2008: The Pacific Star, a cruise ship based out of New Zealand, ran into large waves caused by Cyclone Funa, suffering significant damage and several injuries to passengers.
1910: The Seine river overflowed its banks, marking the beginning of the Great Flood of Paris.
2005: A two day storm began that would drop 1–3 feet (30–90 cm) of snow over parts of New England.
1918: The Mackay cyclone leveled the city of Mackay, Queensland.
2009: In the early morning, Cyclone Fanele struck the east coast of Madagascar, killing 10 people.
1999: One person was killed in Tennessee in the final day of a six-day tornado outbreak sequence.
2016: A major blizzard began to affect the Mid-Atlantic states, ultimately resulting in all-time record snowfalls for a large portion of the United States.
1971: The temperature dropped to −80 °F (−62 °C) in Prospect Creek, Alaska, the coldest temperature ever recorded in the United States.
1967: A rare winter tornado outbreak affected the area around Saint Louis, Missouri, killing 3 people. The next day, thunderstorms produced sleet, freezing rain, and snow in the same areas.
2009: European windstorm Klaus made landfall near Bordeaux, France, with wind gusts of up to 200 kilometers per hour (120 mph).
1990: A European windstorm known as the Burns' Day storm killed almost 100 people, mainly in the United Kingdom.
2008: The first in a series of winter storms impacted China, beginning what would be China's most severe winter in half a century.
2009: An avalanche killed 10 hikers in Gümüşhane Province, Turkey.
1978: The Great Blizzard of 1978 struck the Great Lakes and Ohio Valley with several feet of snow and winds gusting to 100 mph. Seventy people died in the storm.
1982: The World Airways Flight 30 skidded off an icy runway at Boston Logan International Airport, killing 2 people.
2008: Cyclone Gene made landfall on Fiji, killing 8 people.
1922: The Knickerbocker Storm, one of the worst blizzards ever to strike Washington, D.C., collapsed the roof of the Knickerbocker Theater, killing 98 people.
1977: A severe blizzard which would last five days hit western New York.
2004: Cyclone Elita made its first of three landfalls on Madagascar.
1992: Tropical Storm Ekeka reached hurricane strength, the earliest and southernmost hurricane ever to form in the eastern Pacific Ocean.
1916: The Sweetwater Dam in San Diego County, California was overtopped due to severe flooding.
1930: The first radiosonde was launched in Pavlovsk, USSR by Pavel Molchanov, sending weather data from high in the atmosphere to the Leningrad Weather Bureau and Moscow Central Forecast Institute.

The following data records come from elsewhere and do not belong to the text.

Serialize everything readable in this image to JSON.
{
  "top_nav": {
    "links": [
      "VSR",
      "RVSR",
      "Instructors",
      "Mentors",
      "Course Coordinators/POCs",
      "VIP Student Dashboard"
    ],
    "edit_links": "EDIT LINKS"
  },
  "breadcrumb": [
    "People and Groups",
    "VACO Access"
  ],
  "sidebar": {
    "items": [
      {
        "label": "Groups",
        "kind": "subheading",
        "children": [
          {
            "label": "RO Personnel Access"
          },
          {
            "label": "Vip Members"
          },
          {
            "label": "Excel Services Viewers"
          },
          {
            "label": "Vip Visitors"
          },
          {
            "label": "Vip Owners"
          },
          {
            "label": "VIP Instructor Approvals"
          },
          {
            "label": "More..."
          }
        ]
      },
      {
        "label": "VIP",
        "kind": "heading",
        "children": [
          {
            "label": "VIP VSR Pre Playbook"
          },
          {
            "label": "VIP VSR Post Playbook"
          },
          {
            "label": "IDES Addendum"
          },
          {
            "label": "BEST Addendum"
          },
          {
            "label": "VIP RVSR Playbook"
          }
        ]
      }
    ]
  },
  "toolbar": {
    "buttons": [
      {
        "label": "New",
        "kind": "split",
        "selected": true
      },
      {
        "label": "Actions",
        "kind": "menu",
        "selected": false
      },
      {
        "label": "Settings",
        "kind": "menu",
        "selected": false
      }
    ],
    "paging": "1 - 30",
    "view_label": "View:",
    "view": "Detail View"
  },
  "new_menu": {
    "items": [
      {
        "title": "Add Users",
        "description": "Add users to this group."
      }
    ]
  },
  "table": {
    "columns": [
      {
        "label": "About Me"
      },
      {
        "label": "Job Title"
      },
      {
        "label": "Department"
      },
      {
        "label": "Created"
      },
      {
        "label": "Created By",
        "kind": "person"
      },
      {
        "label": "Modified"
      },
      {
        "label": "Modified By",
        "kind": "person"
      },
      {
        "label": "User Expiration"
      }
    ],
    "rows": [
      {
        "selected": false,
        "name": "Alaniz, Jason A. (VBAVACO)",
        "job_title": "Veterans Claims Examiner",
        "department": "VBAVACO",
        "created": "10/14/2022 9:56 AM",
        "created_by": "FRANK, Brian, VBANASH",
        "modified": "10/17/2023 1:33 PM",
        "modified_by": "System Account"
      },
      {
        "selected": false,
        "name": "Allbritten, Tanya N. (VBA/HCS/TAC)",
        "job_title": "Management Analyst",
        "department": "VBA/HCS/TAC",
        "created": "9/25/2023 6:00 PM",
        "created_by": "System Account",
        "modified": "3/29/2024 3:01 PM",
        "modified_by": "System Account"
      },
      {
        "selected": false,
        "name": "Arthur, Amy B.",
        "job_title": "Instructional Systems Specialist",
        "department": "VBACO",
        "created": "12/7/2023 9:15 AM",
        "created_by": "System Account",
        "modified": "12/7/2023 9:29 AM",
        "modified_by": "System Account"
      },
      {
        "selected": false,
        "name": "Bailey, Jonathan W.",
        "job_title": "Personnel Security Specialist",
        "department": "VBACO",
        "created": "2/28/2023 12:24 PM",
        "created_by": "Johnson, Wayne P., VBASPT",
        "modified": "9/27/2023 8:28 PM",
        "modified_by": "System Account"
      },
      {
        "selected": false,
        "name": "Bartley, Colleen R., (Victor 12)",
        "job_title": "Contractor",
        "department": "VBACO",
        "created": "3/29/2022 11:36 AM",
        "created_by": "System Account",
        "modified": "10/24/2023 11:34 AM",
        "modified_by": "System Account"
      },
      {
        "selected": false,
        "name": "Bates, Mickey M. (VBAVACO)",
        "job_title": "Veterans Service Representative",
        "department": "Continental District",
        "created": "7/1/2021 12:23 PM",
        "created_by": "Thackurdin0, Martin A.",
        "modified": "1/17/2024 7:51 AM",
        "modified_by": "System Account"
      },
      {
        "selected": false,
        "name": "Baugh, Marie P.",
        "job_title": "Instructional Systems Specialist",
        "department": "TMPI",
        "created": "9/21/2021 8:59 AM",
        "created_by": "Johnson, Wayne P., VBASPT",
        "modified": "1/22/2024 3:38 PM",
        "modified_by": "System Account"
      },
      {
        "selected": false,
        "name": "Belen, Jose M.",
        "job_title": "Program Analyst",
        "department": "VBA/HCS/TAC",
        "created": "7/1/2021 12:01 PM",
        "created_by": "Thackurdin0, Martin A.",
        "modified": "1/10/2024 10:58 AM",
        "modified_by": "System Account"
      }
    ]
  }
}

2009: A severe heat wave reached its peak in southeastern Australia, with nearly half of Tasmania recording all-time record temperatures as high as 42 °C (108 °F).
1966: Oswego, New York received 50 inches (127 cm) of snow, which was the last of five consecutive days of heavy snow.